Kent State Seeks Donor to Build Clock Tower on Student Green
University officials believe having most of new green finished will aid in the search for a namesake donor
But there could be even more pomp and circumstance over the expanded greenspace in the university's future.
While some of the new green is unfinished — stone work for the wall and sign facing Summit Street won't be done for a few more weeks — the largest element missing from Wednesday's ribbon cutting is the clock tower originally proposed as part of the $2.8 million project.
University officials pulled the clock tower from the construction plans in the spring due to cost.
Kent State University President Lester Lefton said the plan is to find a namesake donor to help pay to build the clock tower at a future date. They don't have a donor yet.
"We're talking to a couple of people," Lefton said.
He's hopeful having the green finished will make it easier for the university to find a donor to help build the clock tower.

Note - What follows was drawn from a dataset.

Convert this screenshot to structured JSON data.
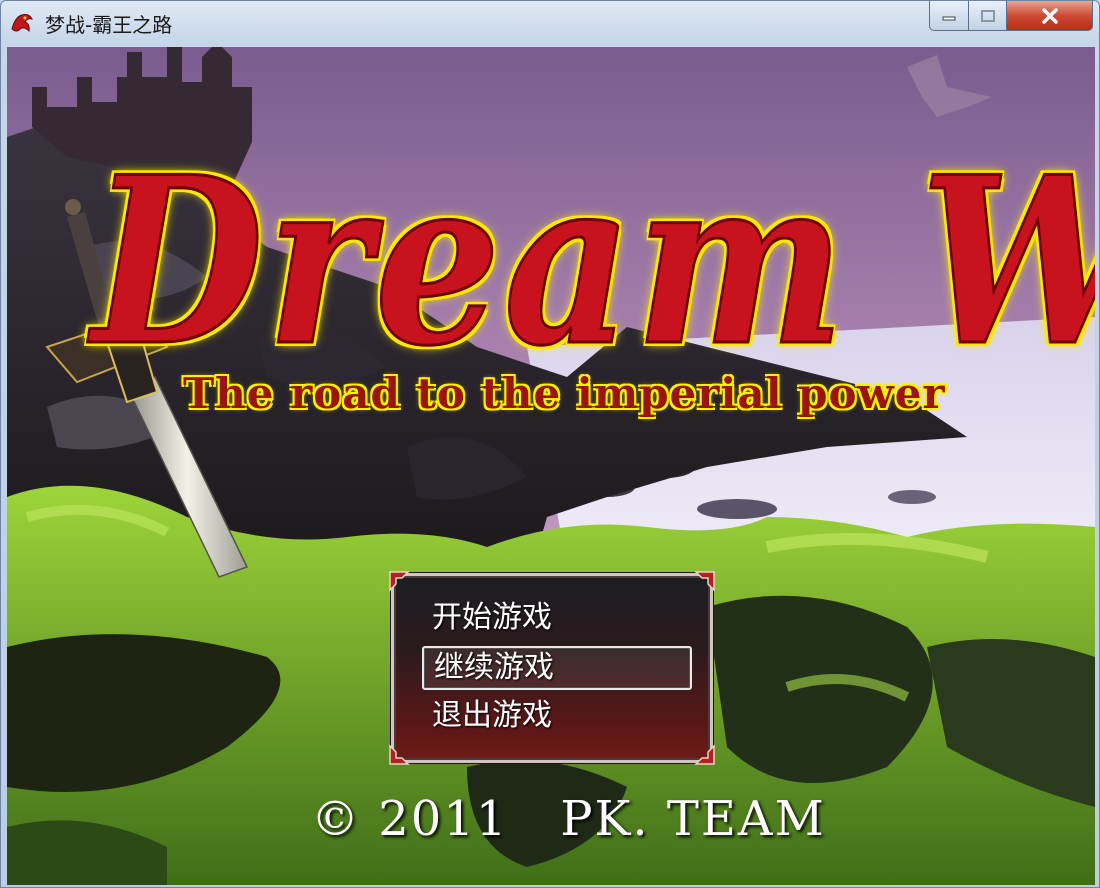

"We're always looking for donors, and part of the challenge is to find something that captures someone's imagination," Lefton said. "Now that we have the Student Green done you don't have to visualize what a clock tower would be. You can actually see the space where it would go. So we'll continue to seek a donor, and I'm sure we'll find one."
The new greenspace extends Risman Plaza south towards Summit Street via a sprawling lawn with the university seal set in concrete in the middle of the green. The open space leads to a raised performance stage, which would serve as the base for the clock tower. The project rerouted Risman Drive and consumed the eastern portion of the Kent State Student Center visitor's parking lot.
Tom Euclide, Kent State’s associate vice president for Facilities Planning and Operations, said it will take one or two weeks before the new green is completely finished.
They were happy to have it open in time for homecoming festivities at the university this weekend, he said.
Members of the 2012 Kent State Homecoming Court helped cut the ribbon on the new green.
Evan Gildenblatt, executive director of Kent State's Undergraduate Student Government and a member of homecoming court, said the green is more than just a new centerpiece for the campus.
"It's a sign that the future is filled with new and exciting things for Kent State University," he said. "It symbolizes the same thing that's being symbolized by the Esplanade expansion and the construction in the city of Kent. We're a generation that's meant to do big things."
Lefton said the green will serve as both a place for formal and casual events for students along with simple socializing, studying or hanging out with friends.
"At the same time I think it's really a place where we've created a new front door to our campus," he said. "As every new student comes to campus, as every potential student and their family leaves the admissions office, they're going to walk through this place. They're going to walk over this seal. They're going to see this vista, and it says something about who we are."